INFORMATION Block Start
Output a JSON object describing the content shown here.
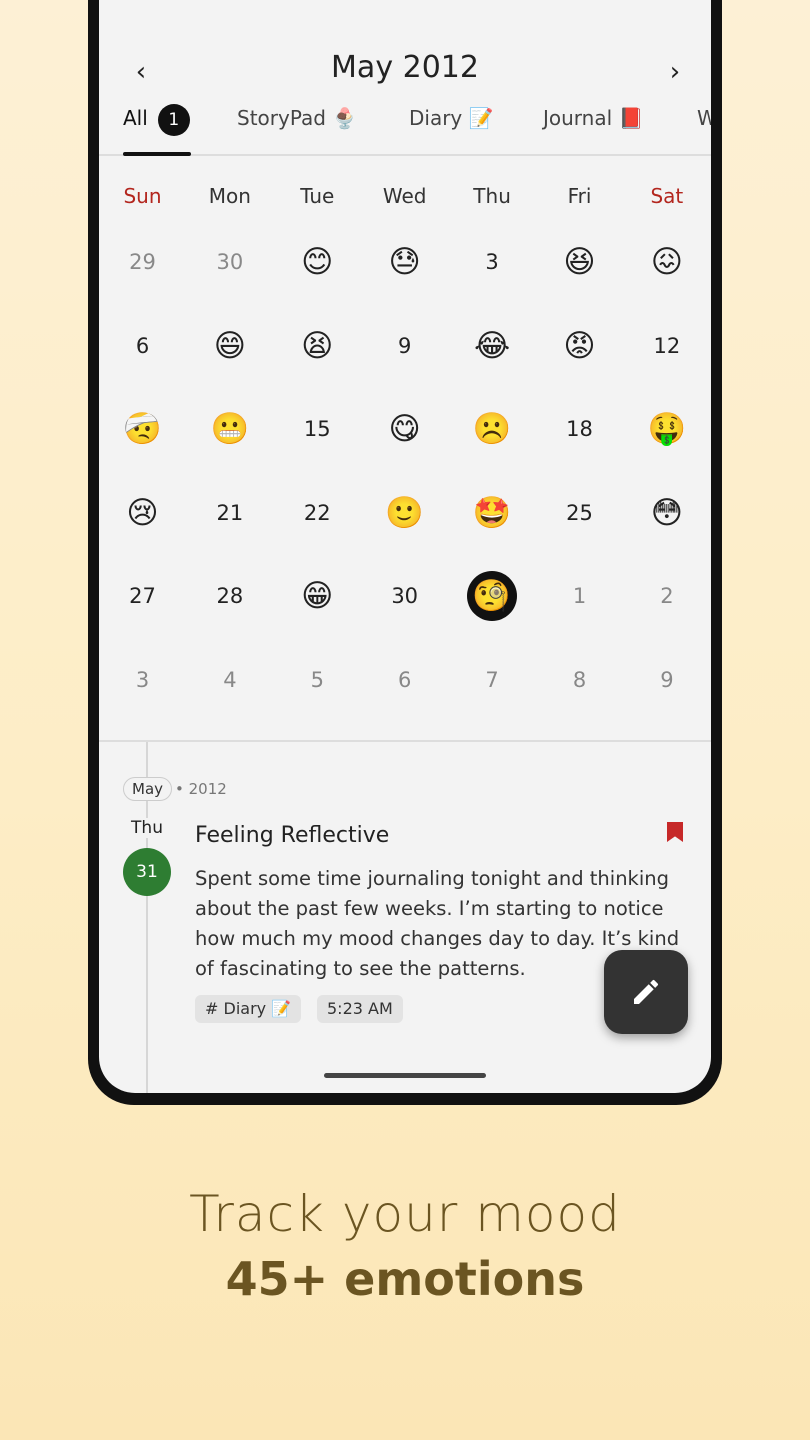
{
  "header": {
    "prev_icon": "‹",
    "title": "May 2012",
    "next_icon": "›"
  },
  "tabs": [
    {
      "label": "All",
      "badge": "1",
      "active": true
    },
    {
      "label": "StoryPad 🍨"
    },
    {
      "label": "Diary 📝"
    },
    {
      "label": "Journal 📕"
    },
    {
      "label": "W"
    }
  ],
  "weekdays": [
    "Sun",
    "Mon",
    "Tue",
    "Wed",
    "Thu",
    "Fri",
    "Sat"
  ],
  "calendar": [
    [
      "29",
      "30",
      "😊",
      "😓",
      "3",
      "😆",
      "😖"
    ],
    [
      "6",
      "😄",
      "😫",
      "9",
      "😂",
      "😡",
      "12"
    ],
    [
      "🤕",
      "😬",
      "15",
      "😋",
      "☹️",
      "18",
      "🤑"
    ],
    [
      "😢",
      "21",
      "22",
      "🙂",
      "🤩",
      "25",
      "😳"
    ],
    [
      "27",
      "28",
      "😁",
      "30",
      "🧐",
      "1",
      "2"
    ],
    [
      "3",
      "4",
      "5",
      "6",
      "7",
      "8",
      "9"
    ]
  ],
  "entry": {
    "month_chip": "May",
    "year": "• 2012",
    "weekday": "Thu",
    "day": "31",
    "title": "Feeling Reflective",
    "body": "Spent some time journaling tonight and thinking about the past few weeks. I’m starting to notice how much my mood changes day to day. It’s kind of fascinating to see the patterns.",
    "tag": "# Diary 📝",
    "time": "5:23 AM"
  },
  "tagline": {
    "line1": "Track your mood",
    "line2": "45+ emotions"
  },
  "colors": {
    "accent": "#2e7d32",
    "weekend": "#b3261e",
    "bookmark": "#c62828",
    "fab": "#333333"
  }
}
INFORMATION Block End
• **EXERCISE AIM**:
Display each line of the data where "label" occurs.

• **TASK OUTPUT**:
      "label": "All",
      "label": "StoryPad 🍨"
      "label": "Diary 📝"
      "label": "Journal 📕"
      "label": "W"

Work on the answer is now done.